The software’s fairly foolproof, though I’m a bit sad Creative didn’t take advantage of seemingly obvious customization capabilities. For instance, there’s a beats-per-minute (BPM) counter built in to speed up or slow down animations, but no way to sync the lights to your music. Nor is there any sort of “Visualizer” type display available.
It’s software, so there’s a chance Creative gets around to adding those in the future. Still, you’d think those options would be there at launch.
Creative’s Sound BlasterX Katana is an all-around attractive package. It looks good, sounds good, and manages to do so without taking up your entire desk. Oh, and it bears repeating: It gets loud.
Not a bad deal, really. If you’ve already got a great set of speakers, there’s no reason to rush out and upgrade. Still, the PC seems ripe for soundbars to take over, and Creative’s put itself in a good position by being first to say, “Yes, this is for desktops.” Now let’s see how long it takes for everyone else to *ahem* “take inspiration” from Creative’s example.
Creative Sound BlasterX KatanaPCWorld Rating
Tired of all the clutter on your desk?
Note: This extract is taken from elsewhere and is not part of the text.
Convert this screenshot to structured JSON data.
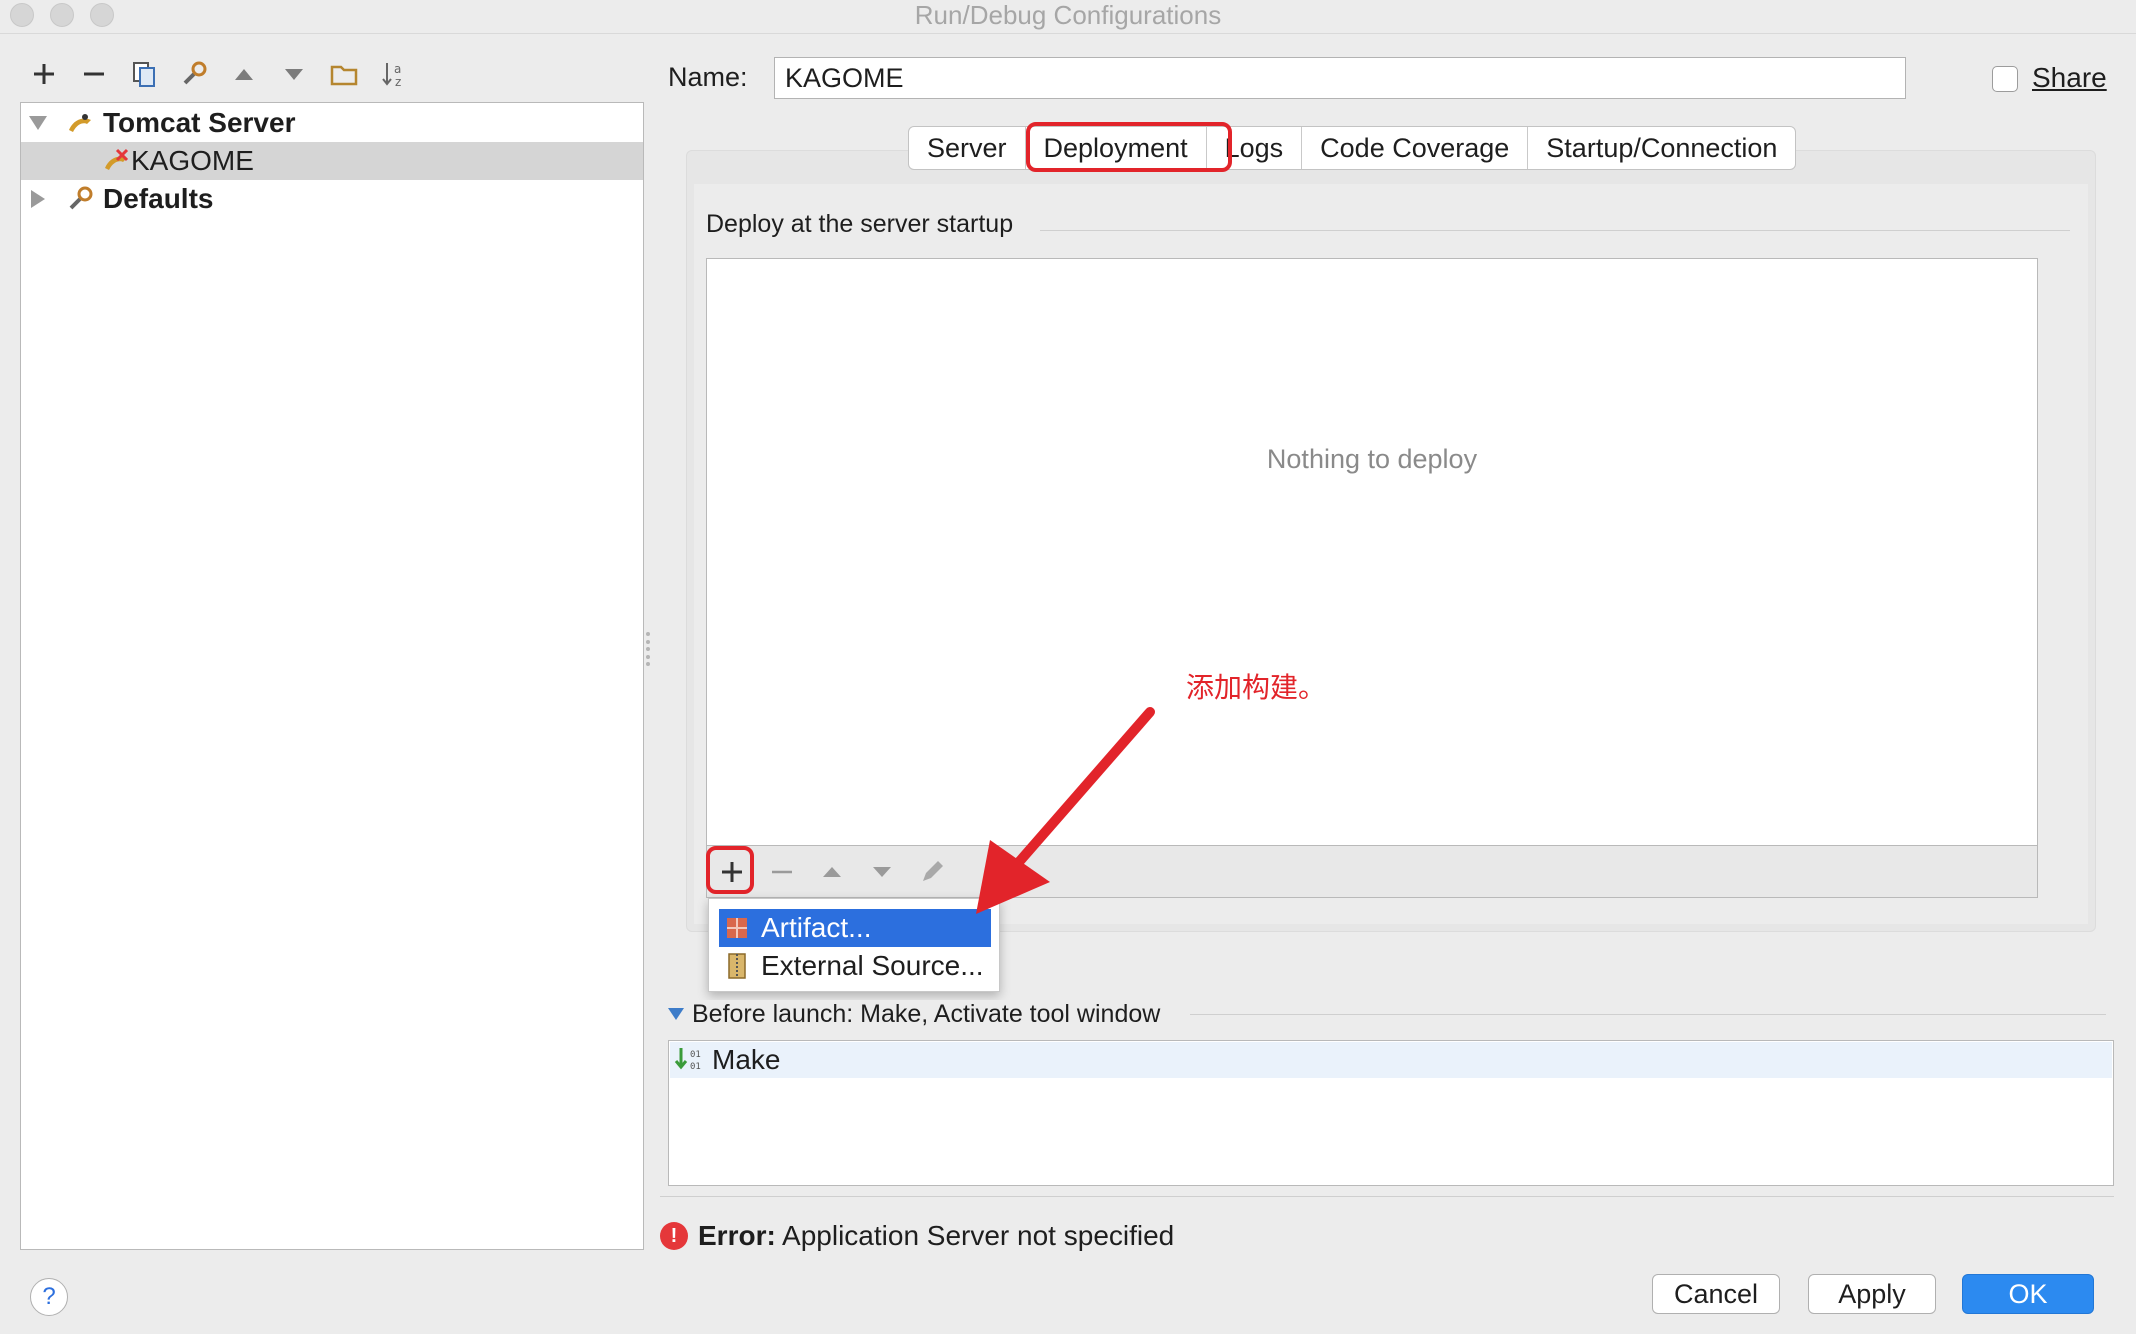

Creative's Sound BlasterX Katana brings the soundbar to the PC. Big sound, small form factor, and one eye-popping price tag.
- Sleek package compared to most PC speakers
- Easily tuneable audio and plenty of volume
- Software is simple and unobtrusive
- Subwoofer has a hard time keeping up at high volumes
- RGB lighting missing some obvious customizations
- Audio doesn't sound as wide or directional as 2+ discreet speakers